  1. Set a timeframe for yourself, with a beginning and an end.
  2. Visualize the end result you want.
  3. Set realistic goals and tackle them, one at a time.
  4. Pace yourself.  This is not a marathon. Didn’t your mother ever tell you that “haste makes waste?”
  5. Break up your writing time into segments, so that you allocate time to do non-sedentary activities like walking, gardening, swimming , or whatever you enjoy doing.
  6. Talk about your writing with friends, family and colleagues. Brainstorming always helps.
  7. Yes, write outlines, lists, index cards – whatever structure works for you. Like it or not, structure helps. A lot.
  8. Make a public commitment.  This is not for everybody. As you may have noticed (see the lower right side of this blog site), I have committed – publicly – to completing my non-fiction book (When the Child Becomes the Parent) and my novel (Finding Grace)  by 2013 and December 2012, respectively.  I did this purposely because I know that – come hell or high water – I will do it.
  9. Make commitments to others. In addition to my own work, I have committed to ghostwriting two client book projects (one is in progress, due for completion just before Thanksgiving) and the other is tentatively set to commence in January.
  10. Laugh. Don’t take yourself too seriously. Enjoy the ride. Presumably, we write because we enjoy it. When you love what you do, nine times out of ten – you’re good at what you do. So, chillax.
  11. Breathe. Not the type of breathing they teach in Lamaze class. I’m talking about Zen breathing techniques.  They work.
  12. Eat light, healthy snacks.  They give you energy.
  13. Hydrate yourself.  Whatever libation works for you.  Despite my many tongue-in-cheek jokes about single malt scotch and fine red wine, I actually drink tons of Earl Grey tea while writing for hours on end.  Getting up to put the kettle on is a great way to stretch your legs.
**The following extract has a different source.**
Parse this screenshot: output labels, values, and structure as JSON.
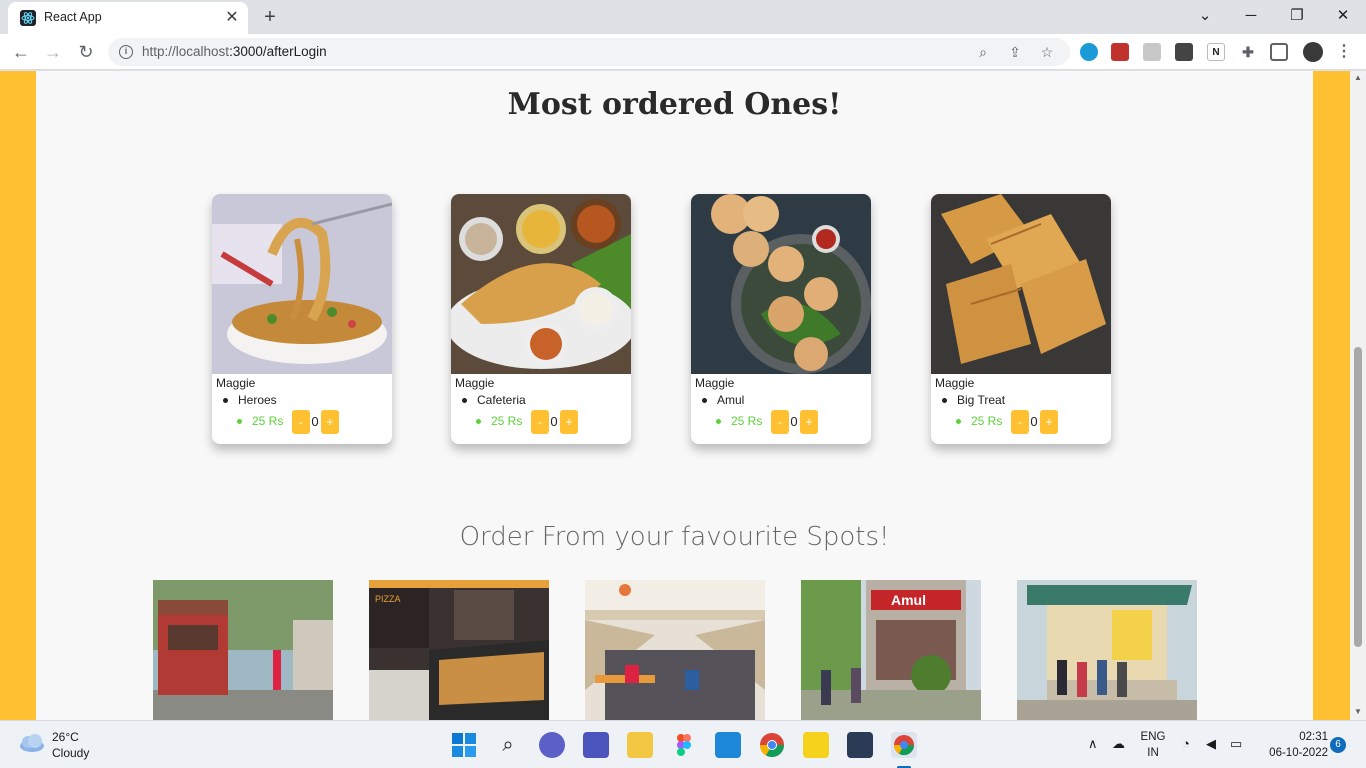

Hope this helps!

Best of luck,                                                                                                                                    

h.f.t.g.

Image via Itsasmartdecision.com.